Read the data line by line and say how many lines contain the string "screenshot", giving the number alone.

Top of Provided records

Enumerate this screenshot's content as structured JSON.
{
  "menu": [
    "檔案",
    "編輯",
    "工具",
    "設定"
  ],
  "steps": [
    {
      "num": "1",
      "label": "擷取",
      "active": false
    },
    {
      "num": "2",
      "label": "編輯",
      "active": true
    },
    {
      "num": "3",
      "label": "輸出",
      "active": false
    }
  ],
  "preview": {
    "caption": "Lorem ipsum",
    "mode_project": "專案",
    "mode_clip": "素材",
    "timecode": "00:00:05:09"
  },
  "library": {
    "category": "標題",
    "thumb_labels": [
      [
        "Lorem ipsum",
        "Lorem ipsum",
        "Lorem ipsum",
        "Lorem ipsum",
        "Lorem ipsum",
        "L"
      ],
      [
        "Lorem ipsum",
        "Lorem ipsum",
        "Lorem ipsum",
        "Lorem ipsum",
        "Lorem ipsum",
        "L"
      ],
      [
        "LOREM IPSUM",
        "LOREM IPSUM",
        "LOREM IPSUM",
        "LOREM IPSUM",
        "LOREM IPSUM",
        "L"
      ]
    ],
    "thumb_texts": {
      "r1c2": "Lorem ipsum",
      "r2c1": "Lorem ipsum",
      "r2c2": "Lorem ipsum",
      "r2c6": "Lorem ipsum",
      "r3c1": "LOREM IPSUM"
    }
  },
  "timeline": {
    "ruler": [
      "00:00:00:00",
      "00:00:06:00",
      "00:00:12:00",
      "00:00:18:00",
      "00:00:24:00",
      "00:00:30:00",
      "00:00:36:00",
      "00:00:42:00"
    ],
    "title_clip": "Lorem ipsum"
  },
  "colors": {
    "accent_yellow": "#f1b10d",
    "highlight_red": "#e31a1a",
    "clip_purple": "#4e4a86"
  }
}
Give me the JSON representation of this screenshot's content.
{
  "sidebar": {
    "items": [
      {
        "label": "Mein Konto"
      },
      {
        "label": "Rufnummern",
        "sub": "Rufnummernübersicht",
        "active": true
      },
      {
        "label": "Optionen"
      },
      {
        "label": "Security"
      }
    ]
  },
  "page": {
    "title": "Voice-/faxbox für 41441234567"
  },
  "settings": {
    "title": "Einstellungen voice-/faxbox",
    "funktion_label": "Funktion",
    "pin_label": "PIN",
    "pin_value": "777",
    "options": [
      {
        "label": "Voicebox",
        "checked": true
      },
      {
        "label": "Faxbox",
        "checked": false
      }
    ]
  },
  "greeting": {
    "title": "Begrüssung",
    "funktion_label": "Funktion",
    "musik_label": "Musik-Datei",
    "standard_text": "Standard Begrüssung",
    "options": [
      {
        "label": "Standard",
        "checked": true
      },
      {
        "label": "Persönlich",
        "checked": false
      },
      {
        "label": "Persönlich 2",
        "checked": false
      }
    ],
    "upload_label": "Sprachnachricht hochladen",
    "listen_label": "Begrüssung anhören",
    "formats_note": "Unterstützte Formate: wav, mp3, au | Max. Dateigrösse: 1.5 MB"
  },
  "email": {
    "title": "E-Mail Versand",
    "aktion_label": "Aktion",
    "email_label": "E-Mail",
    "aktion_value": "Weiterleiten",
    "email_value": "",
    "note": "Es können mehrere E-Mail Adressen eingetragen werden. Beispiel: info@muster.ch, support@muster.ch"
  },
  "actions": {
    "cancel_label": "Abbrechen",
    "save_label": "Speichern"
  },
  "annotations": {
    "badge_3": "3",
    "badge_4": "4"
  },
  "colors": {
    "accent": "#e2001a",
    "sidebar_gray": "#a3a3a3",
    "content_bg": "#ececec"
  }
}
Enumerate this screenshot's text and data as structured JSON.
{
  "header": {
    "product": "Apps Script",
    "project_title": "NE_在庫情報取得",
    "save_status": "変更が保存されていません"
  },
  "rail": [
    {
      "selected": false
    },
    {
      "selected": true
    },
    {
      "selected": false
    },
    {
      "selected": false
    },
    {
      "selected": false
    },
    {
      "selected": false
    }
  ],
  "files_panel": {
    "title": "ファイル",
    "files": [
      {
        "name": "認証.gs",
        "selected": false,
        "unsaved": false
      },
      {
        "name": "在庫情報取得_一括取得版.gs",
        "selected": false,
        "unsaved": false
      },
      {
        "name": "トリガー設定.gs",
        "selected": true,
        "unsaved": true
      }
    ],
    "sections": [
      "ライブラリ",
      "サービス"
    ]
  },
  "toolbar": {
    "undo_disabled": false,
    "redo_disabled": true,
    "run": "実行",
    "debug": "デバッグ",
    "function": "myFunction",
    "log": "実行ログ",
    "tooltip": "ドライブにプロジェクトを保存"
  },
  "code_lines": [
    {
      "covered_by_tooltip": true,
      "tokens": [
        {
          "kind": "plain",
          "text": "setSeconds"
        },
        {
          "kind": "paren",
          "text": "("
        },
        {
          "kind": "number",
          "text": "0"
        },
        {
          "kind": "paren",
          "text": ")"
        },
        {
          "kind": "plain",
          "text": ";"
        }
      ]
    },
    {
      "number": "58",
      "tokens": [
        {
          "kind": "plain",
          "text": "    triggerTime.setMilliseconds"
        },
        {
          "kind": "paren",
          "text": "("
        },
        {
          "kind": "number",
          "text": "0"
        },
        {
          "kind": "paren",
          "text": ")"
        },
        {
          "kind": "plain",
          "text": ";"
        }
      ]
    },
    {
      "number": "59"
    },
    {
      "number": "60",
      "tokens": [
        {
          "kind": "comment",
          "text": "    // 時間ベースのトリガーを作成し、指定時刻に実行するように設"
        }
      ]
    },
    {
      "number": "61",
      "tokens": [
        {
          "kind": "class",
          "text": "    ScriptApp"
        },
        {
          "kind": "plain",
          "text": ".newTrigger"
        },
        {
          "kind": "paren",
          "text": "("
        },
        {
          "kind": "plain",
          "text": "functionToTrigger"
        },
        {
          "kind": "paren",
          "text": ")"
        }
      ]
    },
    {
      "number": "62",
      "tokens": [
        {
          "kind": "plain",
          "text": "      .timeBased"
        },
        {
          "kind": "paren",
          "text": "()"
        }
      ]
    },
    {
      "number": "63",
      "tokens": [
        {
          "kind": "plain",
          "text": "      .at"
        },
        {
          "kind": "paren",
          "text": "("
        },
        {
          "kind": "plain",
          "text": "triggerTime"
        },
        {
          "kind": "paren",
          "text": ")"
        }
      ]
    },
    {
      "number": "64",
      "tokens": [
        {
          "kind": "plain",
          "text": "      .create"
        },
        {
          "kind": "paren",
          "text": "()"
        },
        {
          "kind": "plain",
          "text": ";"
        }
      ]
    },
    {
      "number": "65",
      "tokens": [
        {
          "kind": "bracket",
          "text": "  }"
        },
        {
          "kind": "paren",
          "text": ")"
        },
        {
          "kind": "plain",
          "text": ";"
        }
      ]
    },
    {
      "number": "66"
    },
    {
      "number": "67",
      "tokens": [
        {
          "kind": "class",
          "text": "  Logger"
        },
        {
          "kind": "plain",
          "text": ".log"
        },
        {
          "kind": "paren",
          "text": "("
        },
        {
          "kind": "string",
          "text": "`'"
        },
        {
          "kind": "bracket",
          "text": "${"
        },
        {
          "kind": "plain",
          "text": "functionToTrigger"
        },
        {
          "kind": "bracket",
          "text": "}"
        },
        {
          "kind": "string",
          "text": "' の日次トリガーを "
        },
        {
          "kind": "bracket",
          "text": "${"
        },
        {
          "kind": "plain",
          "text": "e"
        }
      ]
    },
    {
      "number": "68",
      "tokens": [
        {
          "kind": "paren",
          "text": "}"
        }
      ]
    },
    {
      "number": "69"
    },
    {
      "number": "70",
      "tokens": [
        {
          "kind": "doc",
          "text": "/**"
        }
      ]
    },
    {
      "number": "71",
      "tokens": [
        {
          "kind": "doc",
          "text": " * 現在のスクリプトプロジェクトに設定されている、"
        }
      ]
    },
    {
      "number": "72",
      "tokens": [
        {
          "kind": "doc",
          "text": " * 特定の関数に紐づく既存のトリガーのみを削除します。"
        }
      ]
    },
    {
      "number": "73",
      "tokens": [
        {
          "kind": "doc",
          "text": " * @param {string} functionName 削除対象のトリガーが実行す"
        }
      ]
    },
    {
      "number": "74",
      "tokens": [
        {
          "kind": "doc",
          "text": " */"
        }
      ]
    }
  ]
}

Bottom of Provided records

# Finished task
3